image via Thomas Hawk; used under Creative Commons licensing

Management Shouldn’t Make Bug Count Jokes

A couple of years ago, a new senior manager began working at our organization (he was my boss’ boss). Shortly after his arrival, he came around to our group to introduce himself and meet the various members of the team.

He came into the room that houses my small dev team (5-6 people) on one side with another similar team on the far side of the room. He’s meets the other team, including their QA person. Then he meets our team and I’m introduced as our QA guy. He then quips:

So… do you guys keep score and see who has the least bugs?

Headdesk

Was it a joke? I’m not sure. He wasn’t laughing. And neither was I.

Yes, there is value in tracking some statistics, but what sort of impression does a tester get when the first interaction with a senior manager is that manager asking about bug stat competitions?

What are the odds that this person knows much about software testing? And if this person is going to evaluate software based on likely-bogus bug statistics, what other bad metrics is he going to use to make decisions?

Incidentally, said manager chose to leave the organization just a few weeks after being hired. Hopefully he found somewhere that’s a better fit.

Tip for management: testers probably are going to find your bug count jokes more scary than funny.

Testing Like an Airline Pilot with James Bach at STARWest

Yesterday James Bach presented one of the day-long tutorials preceding the STARWest conference. I tweeted a bunch during his talk, but I also wanted to revisit my notes and identify some key points and thoughts. And because I’m all generous and shit, I’m sharing that here 🙂

Critical Thinking for Software Testers

The talk was about critical thinking as a tester. The natural opening to the talk was identifying what is meant by testing and being a tester.

What is Testing (vs. Checking)?

Checking is the process of noting whether something worked exactly as expected off of a checklist of repeatable procedures. This is where most so-called “automated testing” falls… it’s not really testing… it’s checking that the software behaved as expected based on a pre-written list of specific expectations.

Testing is the broader process and cannot be simply reduced to a set of instructions. Testing requires a human brain to analyze things and make decisions on the fly, reacting and adapting.

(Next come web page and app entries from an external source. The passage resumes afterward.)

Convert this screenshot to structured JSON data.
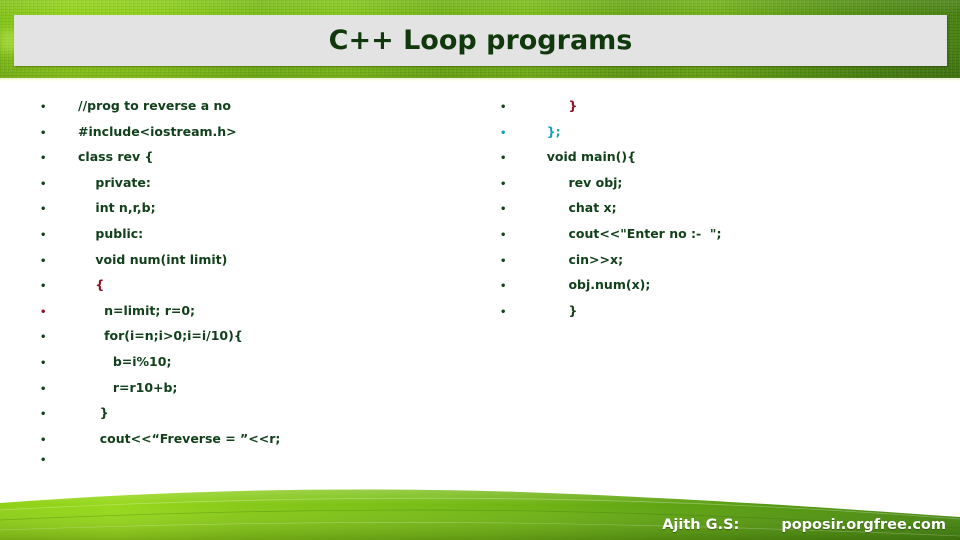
{
  "slide": {
    "title": "C++ Loop programs"
  },
  "colors": {
    "title_text": "#10380c",
    "title_plate": "#e3e3e3",
    "code_green": "#11401a",
    "code_cyan": "#14a3b8",
    "code_red": "#8f1020",
    "grass_light": "#93d41a",
    "grass_dark": "#46800f",
    "footer_text": "#ffffff"
  },
  "code": {
    "left_column": [
      {
        "bullet": "•",
        "text": "//prog to reverse a no",
        "indent": 0,
        "color": "green",
        "bullet_color": "green"
      },
      {
        "bullet": "•",
        "text": "#include<iostream.h>",
        "indent": 0,
        "color": "green",
        "bullet_color": "green"
      },
      {
        "bullet": "•",
        "text": "class rev {",
        "indent": 0,
        "color": "green",
        "bullet_color": "green"
      },
      {
        "bullet": "•",
        "text": "    private:",
        "indent": 0,
        "color": "green",
        "bullet_color": "green"
      },
      {
        "bullet": "•",
        "text": "    int n,r,b;",
        "indent": 0,
        "color": "green",
        "bullet_color": "green"
      },
      {
        "bullet": "•",
        "text": "    public:",
        "indent": 0,
        "color": "green",
        "bullet_color": "green"
      },
      {
        "bullet": "•",
        "text": "    void num(int limit)",
        "indent": 0,
        "color": "green",
        "bullet_color": "green"
      },
      {
        "bullet": "•",
        "text": "    {",
        "indent": 0,
        "color": "red",
        "bullet_color": "green"
      },
      {
        "bullet": "•",
        "text": "      n=limit; r=0;",
        "indent": 0,
        "color": "green",
        "bullet_color": "red"
      },
      {
        "bullet": "•",
        "text": "      for(i=n;i>0;i=i/10){",
        "indent": 0,
        "color": "green",
        "bullet_color": "green"
      },
      {
        "bullet": "•",
        "text": "        b=i%10;",
        "indent": 0,
        "color": "green",
        "bullet_color": "green"
      },
      {
        "bullet": "•",
        "text": "        r=r10+b;",
        "indent": 0,
        "color": "green",
        "bullet_color": "green"
      },
      {
        "bullet": "•",
        "text": "     }",
        "indent": 0,
        "color": "green",
        "bullet_color": "green"
      },
      {
        "bullet": "•",
        "text": "     cout<<“Freverse = ”<<r;",
        "indent": 0,
        "color": "green",
        "bullet_color": "green"
      },
      {
        "bullet": "•",
        "text": "",
        "indent": 0,
        "color": "green",
        "bullet_color": "green"
      }
    ],
    "right_column": [
      {
        "bullet": "•",
        "text": "       }",
        "indent": 0,
        "color": "red",
        "bullet_color": "green"
      },
      {
        "bullet": "•",
        "text": "  };",
        "indent": 0,
        "color": "cyan",
        "bullet_color": "cyan"
      },
      {
        "bullet": "•",
        "text": "  void main(){",
        "indent": 0,
        "color": "green",
        "bullet_color": "green"
      },
      {
        "bullet": "•",
        "text": "       rev obj;",
        "indent": 0,
        "color": "green",
        "bullet_color": "green"
      },
      {
        "bullet": "•",
        "text": "       chat x;",
        "indent": 0,
        "color": "green",
        "bullet_color": "green"
      },
      {
        "bullet": "•",
        "text": "       cout<<\"Enter no :-  \";",
        "indent": 0,
        "color": "green",
        "bullet_color": "green"
      },
      {
        "bullet": "•",
        "text": "       cin>>x;",
        "indent": 0,
        "color": "green",
        "bullet_color": "green"
      },
      {
        "bullet": "•",
        "text": "       obj.num(x);",
        "indent": 0,
        "color": "green",
        "bullet_color": "green"
      },
      {
        "bullet": "•",
        "text": "       }",
        "indent": 0,
        "color": "green",
        "bullet_color": "green"
      }
    ]
  },
  "footer": {
    "author": "Ajith G.S:",
    "site": "poposir.orgfree.com"
  }
}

In this respect, testing is much like being a doctor, lawyer, or airline pilot… while there are parts of these professions that require following a checklist for the expected scenario, it’s also required that a professional have the ability to think on their feet, adapting to the unexpected.

Testers are agents for the user

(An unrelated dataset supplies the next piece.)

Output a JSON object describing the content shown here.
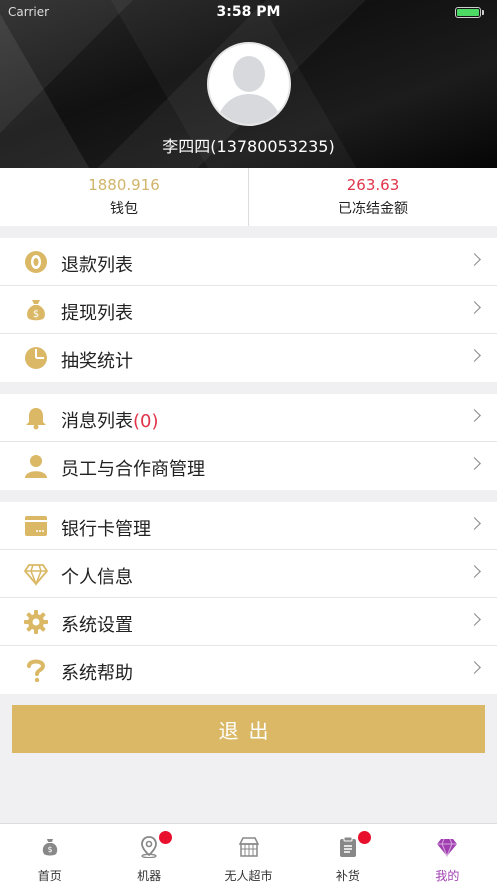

Basic testing is straightforward and uses reflex thinking – faster and looser. Excellent testing requires slower, surer thinking. Excellent testing involves a difficult social and psychological process in addition to the technical aspect. It requires mixing technical observation with context in order to understand what’s important.

Modeling

A signfiicant portion of the afternoon discussed modeling and observation; models are fundamental to critical thinking. The ones and zeros of a software program do not exist on their own. The application and elements within the application usually model other things.

What you see is not all there is.

Models link observation and inference… and a good tester must be able to distinguish the two.

Test Cases and Observations

If someone asks how many test cases are needed to test a program or function, well, that’s a really crappy question that will lead to a meaningless answer. A better question would be how will you test this? The number of test cases doesn’t mean much… much like we don’t measure program complexity or productivity by lines of code, we shouldn’t much care about the number of test cases.

Documents and statements are stories, not reality

Huh? Really? So?

Three easy questions when testing.

Huh? – gets at the meaning… implies that you may not understand what’s really going on

Really? – gets at the facts… perhaps what you understand may not be true

So? – gets at the risks… the truth may not matter, or it may matter more than you think

The overall theme of the day fit in line with Bach’s philosophies on context-driven and exploratory testing and analysis. Check out Lessons Learned in Software Testing: A Context-Driven Approach for more.